Thats what the man on the ground has to do - act based on limited information of uncertain quality in split second time. And in this case you send a man known to be emotionally weak and with only rudementary training into that situation - here it takes 2 years to become a policeman - this man had just 4 months of police academy.

Marc P.
Marc P2 years ago

Carl Nielsen: I can honestly swear that I would have acted differently. I would have driven up to about 200 feet away and gotten on the loudspeaker that every police car has and said "Put the gun on the ground without pointing it at me please and come forward to the car." Guns are legal. Even if the kid had one in his hand he would not have been breaking the law.

Carl Nielsen
Carl Nielsen2 years ago

As for the Tamir Rice case I am not sure I wouldnt have shot too had I been the COP called to deal with him - those pellet guns are deliberately made to look as much like real guns as possible and given the ultra widespread use of guns in the US with laws ensuring that every psychotic and her pet hamster have easy acces to firearms I would have acted with the assumption I was facing a threat with a real firearm.
How many of you could swear you would have acted differently - that you would not have mistaken the pellet gun for a real threat in the split second available to decide to shoot or not?
Even here in Denmark where criminals using firarms is rare, the culture is much less violent than in the US, gun control is much stricter than in the US, the police have far less authority to use lethal force and pellet guns can only be legally sold to and used by adults, the Police have issued warnings because they fear its just a question of time before someone with a pellet gun gets shot (sometime idiots play with them in public places).

Pellet guns are also the most frequent cause for serious eye injuries for boys here, so no parent should let their children have pellet guns.

I would have given first aid though - whether the gun was real or not. I dont understand why the COPs didnt do that.

Will Rogers
Will Rogers2 years ago

Because it's a police state?

Dave C.
David C2 years ago

thanks and love the comments, too

Brian F.
Brian F2 years ago

No other job, allows people to go on paid leave well they are investigated for excessive force.

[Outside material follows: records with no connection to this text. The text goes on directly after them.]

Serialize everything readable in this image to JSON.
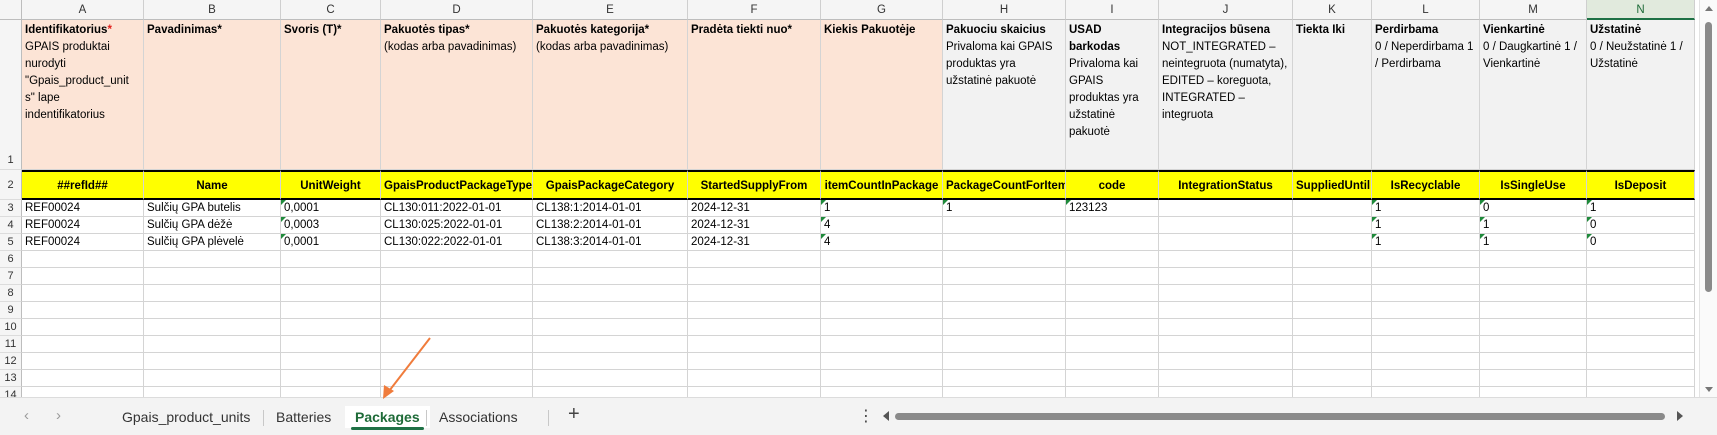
{
  "columns": [
    "A",
    "B",
    "C",
    "D",
    "E",
    "F",
    "G",
    "H",
    "I",
    "J",
    "K",
    "L",
    "M",
    "N"
  ],
  "selected_column": "N",
  "rows": [
    "1",
    "2",
    "3",
    "4",
    "5",
    "6",
    "7",
    "8",
    "9",
    "10",
    "11",
    "12",
    "13",
    "14"
  ],
  "header_row": [
    {
      "title": "Identifikatorius",
      "star": "*",
      "desc": "GPAIS produktai nurodyti \"Gpais_product_unit s\" lape indentifikatorius",
      "bg": "pink"
    },
    {
      "title": "Pavadinimas*",
      "star": "",
      "desc": "",
      "bg": "pink"
    },
    {
      "title": "Svoris (T)*",
      "star": "",
      "desc": "",
      "bg": "pink"
    },
    {
      "title": "Pakuotės tipas*",
      "star": "",
      "desc": "(kodas arba pavadinimas)",
      "bg": "pink"
    },
    {
      "title": "Pakuotės kategorija*",
      "star": "",
      "desc": "(kodas arba pavadinimas)",
      "bg": "pink"
    },
    {
      "title": "Pradėta tiekti nuo*",
      "star": "",
      "desc": "",
      "bg": "pink"
    },
    {
      "title": "Kiekis Pakuotėje",
      "star": "",
      "desc": "",
      "bg": "pink"
    },
    {
      "title": "Pakuociu skaicius",
      "star": "",
      "desc": "Privaloma kai GPAIS produktas yra užstatinė pakuotė",
      "bg": "gray"
    },
    {
      "title": "USAD barkodas",
      "star": "",
      "desc": "Privaloma kai GPAIS produktas yra užstatinė pakuotė",
      "bg": "gray"
    },
    {
      "title": "Integracijos būsena",
      "star": "",
      "desc": "NOT_INTEGRATED – neintegruota (numatyta), EDITED – koreguota, INTEGRATED – integruota",
      "bg": "gray"
    },
    {
      "title": "Tiekta Iki",
      "star": "",
      "desc": "",
      "bg": "gray"
    },
    {
      "title": "Perdirbama",
      "star": "",
      "desc": "0 / Neperdirbama 1 / Perdirbama",
      "bg": "gray"
    },
    {
      "title": "Vienkartinė",
      "star": "",
      "desc": "0 / Daugkartinė 1 / Vienkartinė",
      "bg": "gray"
    },
    {
      "title": "Užstatinė",
      "star": "",
      "desc": "0 / Neužstatinė 1 / Užstatinė",
      "bg": "gray"
    }
  ],
  "field_row": [
    "##refId##",
    "Name",
    "UnitWeight",
    "GpaisProductPackageType",
    "GpaisPackageCategory",
    "StartedSupplyFrom",
    "itemCountInPackage",
    "PackageCountForItem",
    "code",
    "IntegrationStatus",
    "SuppliedUntil",
    "IsRecyclable",
    "IsSingleUse",
    "IsDeposit"
  ],
  "data_rows": [
    [
      "REF00024",
      "Sulčių GPA butelis",
      "0,0001",
      "CL130:011:2022-01-01",
      "CL138:1:2014-01-01",
      "2024-12-31",
      "1",
      "1",
      "123123",
      "",
      "",
      "1",
      "0",
      "1"
    ],
    [
      "REF00024",
      "Sulčių GPA dėžė",
      "0,0003",
      "CL130:025:2022-01-01",
      "CL138:2:2014-01-01",
      "2024-12-31",
      "4",
      "",
      "",
      "",
      "",
      "1",
      "1",
      "0"
    ],
    [
      "REF00024",
      "Sulčių GPA plėvelė",
      "0,0001",
      "CL130:022:2022-01-01",
      "CL138:3:2014-01-01",
      "2024-12-31",
      "4",
      "",
      "",
      "",
      "",
      "1",
      "1",
      "0"
    ]
  ],
  "tabs": {
    "prev_icon": "chevron-left-icon",
    "next_icon": "chevron-right-icon",
    "items": [
      "Gpais_product_units",
      "Batteries",
      "Packages",
      "Associations"
    ],
    "active": "Packages",
    "add_label": "+",
    "menu_label": "⋮"
  },
  "colors": {
    "header_pink": "#fce4d6",
    "header_gray": "#f2f2f2",
    "field_yellow": "#ffff00",
    "accent_green": "#1e7145",
    "required_star": "#e0201c",
    "annotation_arrow": "#f07c3c"
  }
}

The police are given far too many rights, and rarely even charged with a crime. Even if the are indicted, which is rare, the bar is so high to convict them, that they almost always get away with little to no punishment. It's not illegal to film them, and yet YouTube shows endless videos of the police lying to people and threatening arrest for filming them. The police are just paid thugs who protect the 1%, as we saw in the BLM, excessive student loan and occupy protest when they criminalized people for standing up to an unjust system that oppresses blacks and the poor. Whenever people stand up to peacefully protest injustice, the police side with the oppressors, and criminalize and beat innocent protesters. This is why the police are hated so much. The police fully support our oppressive 80 billion dollar a year private for profit prison industry.

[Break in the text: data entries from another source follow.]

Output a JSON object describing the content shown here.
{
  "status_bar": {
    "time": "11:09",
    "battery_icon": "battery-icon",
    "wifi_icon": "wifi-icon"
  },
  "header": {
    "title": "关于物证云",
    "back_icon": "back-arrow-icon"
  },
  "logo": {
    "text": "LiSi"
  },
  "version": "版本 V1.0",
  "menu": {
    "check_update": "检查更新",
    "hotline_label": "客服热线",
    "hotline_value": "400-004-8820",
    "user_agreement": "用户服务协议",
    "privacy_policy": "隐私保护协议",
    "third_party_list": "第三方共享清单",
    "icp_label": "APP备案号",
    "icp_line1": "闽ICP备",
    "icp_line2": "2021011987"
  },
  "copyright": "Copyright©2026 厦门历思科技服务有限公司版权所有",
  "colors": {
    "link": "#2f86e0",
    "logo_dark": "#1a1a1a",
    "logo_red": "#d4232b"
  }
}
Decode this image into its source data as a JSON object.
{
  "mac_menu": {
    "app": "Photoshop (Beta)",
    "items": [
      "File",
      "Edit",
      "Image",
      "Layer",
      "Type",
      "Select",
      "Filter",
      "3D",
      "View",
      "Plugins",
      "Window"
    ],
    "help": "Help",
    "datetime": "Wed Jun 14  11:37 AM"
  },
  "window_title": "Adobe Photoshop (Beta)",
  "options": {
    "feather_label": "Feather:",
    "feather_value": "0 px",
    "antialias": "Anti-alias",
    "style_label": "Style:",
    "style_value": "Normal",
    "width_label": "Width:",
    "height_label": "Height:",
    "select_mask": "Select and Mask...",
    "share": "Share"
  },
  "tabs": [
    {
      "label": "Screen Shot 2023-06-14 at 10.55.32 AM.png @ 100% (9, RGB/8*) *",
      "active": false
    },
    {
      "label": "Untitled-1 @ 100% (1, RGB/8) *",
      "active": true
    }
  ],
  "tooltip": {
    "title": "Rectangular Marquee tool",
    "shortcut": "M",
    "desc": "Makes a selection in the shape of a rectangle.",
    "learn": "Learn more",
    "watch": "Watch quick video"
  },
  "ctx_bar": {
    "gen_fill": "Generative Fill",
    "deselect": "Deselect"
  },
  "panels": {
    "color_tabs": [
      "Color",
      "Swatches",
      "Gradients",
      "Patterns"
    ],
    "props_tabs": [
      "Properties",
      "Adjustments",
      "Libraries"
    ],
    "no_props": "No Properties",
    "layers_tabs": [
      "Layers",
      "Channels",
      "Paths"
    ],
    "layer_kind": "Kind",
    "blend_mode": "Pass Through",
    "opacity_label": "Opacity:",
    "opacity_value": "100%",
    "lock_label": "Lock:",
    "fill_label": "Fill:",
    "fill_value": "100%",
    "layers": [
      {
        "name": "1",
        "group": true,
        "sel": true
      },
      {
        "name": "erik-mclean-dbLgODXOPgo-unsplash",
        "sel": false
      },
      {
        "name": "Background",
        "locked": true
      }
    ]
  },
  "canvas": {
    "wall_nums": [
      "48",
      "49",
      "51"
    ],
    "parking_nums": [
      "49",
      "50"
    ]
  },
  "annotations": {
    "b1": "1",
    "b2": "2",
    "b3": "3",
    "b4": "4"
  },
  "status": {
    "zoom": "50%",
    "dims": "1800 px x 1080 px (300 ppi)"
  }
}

Marc P.
Marc P2 years ago

I hate to be a cynic, but I'm betting that the only thing that police having tasers will accomplish is many more people being tazed as a form of 'punishment' for daring to question police authority. The taser is nothing more than a modern day bullwhip or truncheon.